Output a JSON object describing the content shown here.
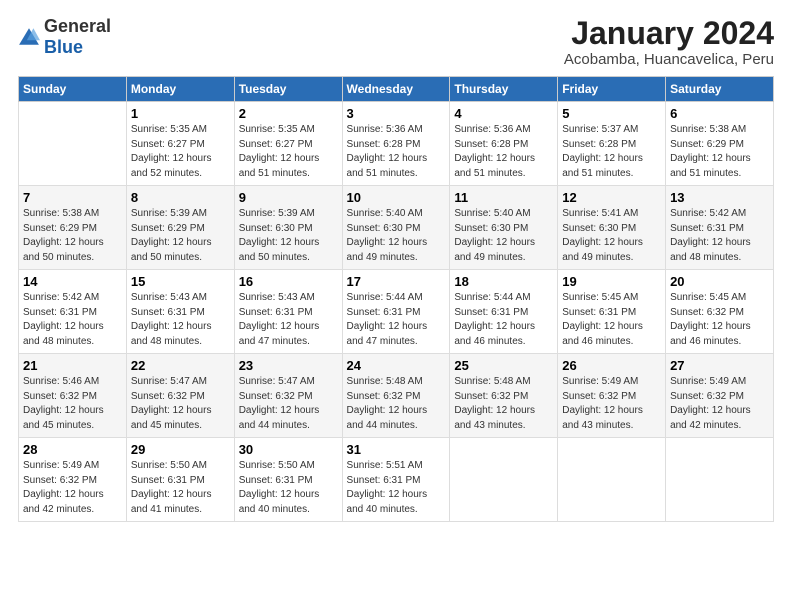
{
  "logo": {
    "general": "General",
    "blue": "Blue"
  },
  "title": "January 2024",
  "subtitle": "Acobamba, Huancavelica, Peru",
  "headers": [
    "Sunday",
    "Monday",
    "Tuesday",
    "Wednesday",
    "Thursday",
    "Friday",
    "Saturday"
  ],
  "weeks": [
    [
      {
        "num": "",
        "info": ""
      },
      {
        "num": "1",
        "info": "Sunrise: 5:35 AM\nSunset: 6:27 PM\nDaylight: 12 hours\nand 52 minutes."
      },
      {
        "num": "2",
        "info": "Sunrise: 5:35 AM\nSunset: 6:27 PM\nDaylight: 12 hours\nand 51 minutes."
      },
      {
        "num": "3",
        "info": "Sunrise: 5:36 AM\nSunset: 6:28 PM\nDaylight: 12 hours\nand 51 minutes."
      },
      {
        "num": "4",
        "info": "Sunrise: 5:36 AM\nSunset: 6:28 PM\nDaylight: 12 hours\nand 51 minutes."
      },
      {
        "num": "5",
        "info": "Sunrise: 5:37 AM\nSunset: 6:28 PM\nDaylight: 12 hours\nand 51 minutes."
      },
      {
        "num": "6",
        "info": "Sunrise: 5:38 AM\nSunset: 6:29 PM\nDaylight: 12 hours\nand 51 minutes."
      }
    ],
    [
      {
        "num": "7",
        "info": "Sunrise: 5:38 AM\nSunset: 6:29 PM\nDaylight: 12 hours\nand 50 minutes."
      },
      {
        "num": "8",
        "info": "Sunrise: 5:39 AM\nSunset: 6:29 PM\nDaylight: 12 hours\nand 50 minutes."
      },
      {
        "num": "9",
        "info": "Sunrise: 5:39 AM\nSunset: 6:30 PM\nDaylight: 12 hours\nand 50 minutes."
      },
      {
        "num": "10",
        "info": "Sunrise: 5:40 AM\nSunset: 6:30 PM\nDaylight: 12 hours\nand 49 minutes."
      },
      {
        "num": "11",
        "info": "Sunrise: 5:40 AM\nSunset: 6:30 PM\nDaylight: 12 hours\nand 49 minutes."
      },
      {
        "num": "12",
        "info": "Sunrise: 5:41 AM\nSunset: 6:30 PM\nDaylight: 12 hours\nand 49 minutes."
      },
      {
        "num": "13",
        "info": "Sunrise: 5:42 AM\nSunset: 6:31 PM\nDaylight: 12 hours\nand 48 minutes."
      }
    ],
    [
      {
        "num": "14",
        "info": "Sunrise: 5:42 AM\nSunset: 6:31 PM\nDaylight: 12 hours\nand 48 minutes."
      },
      {
        "num": "15",
        "info": "Sunrise: 5:43 AM\nSunset: 6:31 PM\nDaylight: 12 hours\nand 48 minutes."
      },
      {
        "num": "16",
        "info": "Sunrise: 5:43 AM\nSunset: 6:31 PM\nDaylight: 12 hours\nand 47 minutes."
      },
      {
        "num": "17",
        "info": "Sunrise: 5:44 AM\nSunset: 6:31 PM\nDaylight: 12 hours\nand 47 minutes."
      },
      {
        "num": "18",
        "info": "Sunrise: 5:44 AM\nSunset: 6:31 PM\nDaylight: 12 hours\nand 46 minutes."
      },
      {
        "num": "19",
        "info": "Sunrise: 5:45 AM\nSunset: 6:31 PM\nDaylight: 12 hours\nand 46 minutes."
      },
      {
        "num": "20",
        "info": "Sunrise: 5:45 AM\nSunset: 6:32 PM\nDaylight: 12 hours\nand 46 minutes."
      }
    ],
    [
      {
        "num": "21",
        "info": "Sunrise: 5:46 AM\nSunset: 6:32 PM\nDaylight: 12 hours\nand 45 minutes."
      },
      {
        "num": "22",
        "info": "Sunrise: 5:47 AM\nSunset: 6:32 PM\nDaylight: 12 hours\nand 45 minutes."
      },
      {
        "num": "23",
        "info": "Sunrise: 5:47 AM\nSunset: 6:32 PM\nDaylight: 12 hours\nand 44 minutes."
      },
      {
        "num": "24",
        "info": "Sunrise: 5:48 AM\nSunset: 6:32 PM\nDaylight: 12 hours\nand 44 minutes."
      },
      {
        "num": "25",
        "info": "Sunrise: 5:48 AM\nSunset: 6:32 PM\nDaylight: 12 hours\nand 43 minutes."
      },
      {
        "num": "26",
        "info": "Sunrise: 5:49 AM\nSunset: 6:32 PM\nDaylight: 12 hours\nand 43 minutes."
      },
      {
        "num": "27",
        "info": "Sunrise: 5:49 AM\nSunset: 6:32 PM\nDaylight: 12 hours\nand 42 minutes."
      }
    ],
    [
      {
        "num": "28",
        "info": "Sunrise: 5:49 AM\nSunset: 6:32 PM\nDaylight: 12 hours\nand 42 minutes."
      },
      {
        "num": "29",
        "info": "Sunrise: 5:50 AM\nSunset: 6:31 PM\nDaylight: 12 hours\nand 41 minutes."
      },
      {
        "num": "30",
        "info": "Sunrise: 5:50 AM\nSunset: 6:31 PM\nDaylight: 12 hours\nand 40 minutes."
      },
      {
        "num": "31",
        "info": "Sunrise: 5:51 AM\nSunset: 6:31 PM\nDaylight: 12 hours\nand 40 minutes."
      },
      {
        "num": "",
        "info": ""
      },
      {
        "num": "",
        "info": ""
      },
      {
        "num": "",
        "info": ""
      }
    ]
  ]
}
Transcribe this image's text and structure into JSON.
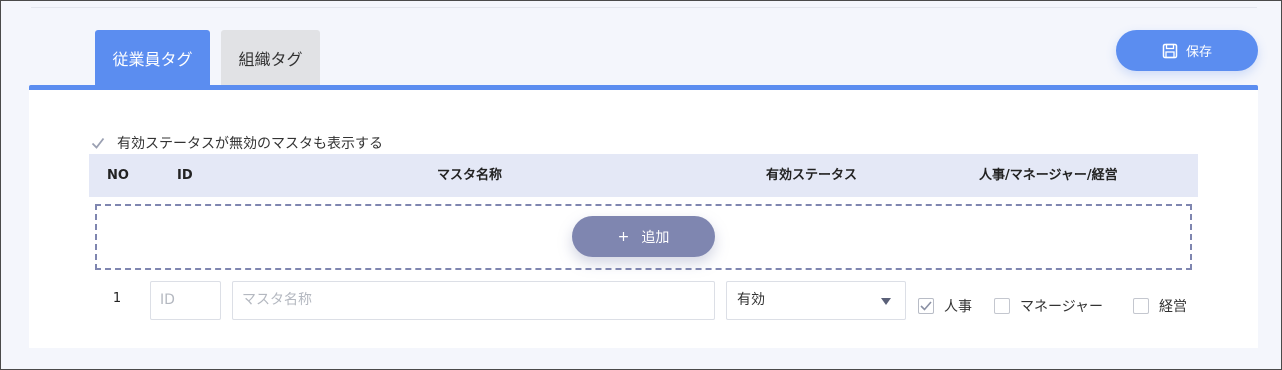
{
  "tabs": [
    {
      "label": "従業員タグ",
      "active": true
    },
    {
      "label": "組織タグ",
      "active": false
    }
  ],
  "toolbar": {
    "save_label": "保存",
    "save_icon": "floppy-disk-icon"
  },
  "filter": {
    "show_inactive_label": "有効ステータスが無効のマスタも表示する",
    "show_inactive_checked": true
  },
  "table": {
    "headers": [
      "NO",
      "ID",
      "マスタ名称",
      "有効ステータス",
      "人事/マネージャー/経営"
    ],
    "add_label": "追加",
    "add_icon": "+",
    "rows": [
      {
        "no": "1",
        "id_placeholder": "ID",
        "name_placeholder": "マスタ名称",
        "status": "有効",
        "roles": [
          {
            "label": "人事",
            "checked": true
          },
          {
            "label": "マネージャー",
            "checked": false
          },
          {
            "label": "経営",
            "checked": false
          }
        ]
      }
    ]
  },
  "colors": {
    "accent": "#5b8df0",
    "add_button": "#7f86b0",
    "header_bg": "#e4e8f6"
  }
}
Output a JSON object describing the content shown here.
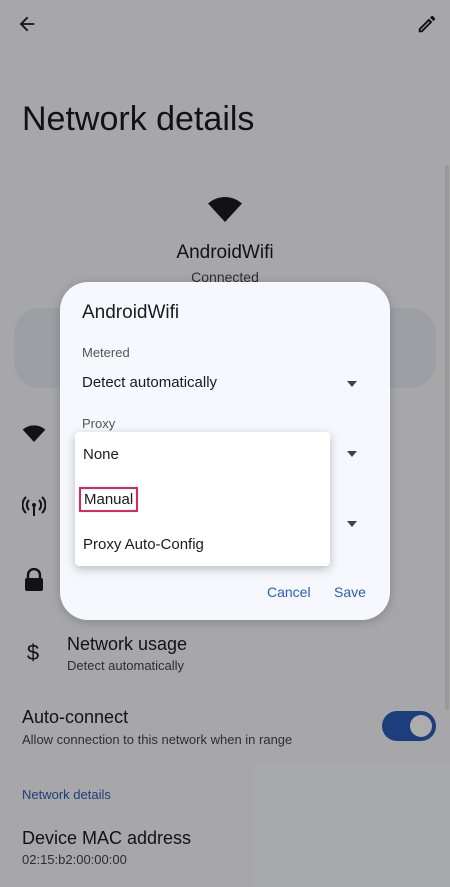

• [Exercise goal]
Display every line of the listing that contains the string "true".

• [Answer section]
      "active": true
    "show_inactive_checked": true
            "checked": true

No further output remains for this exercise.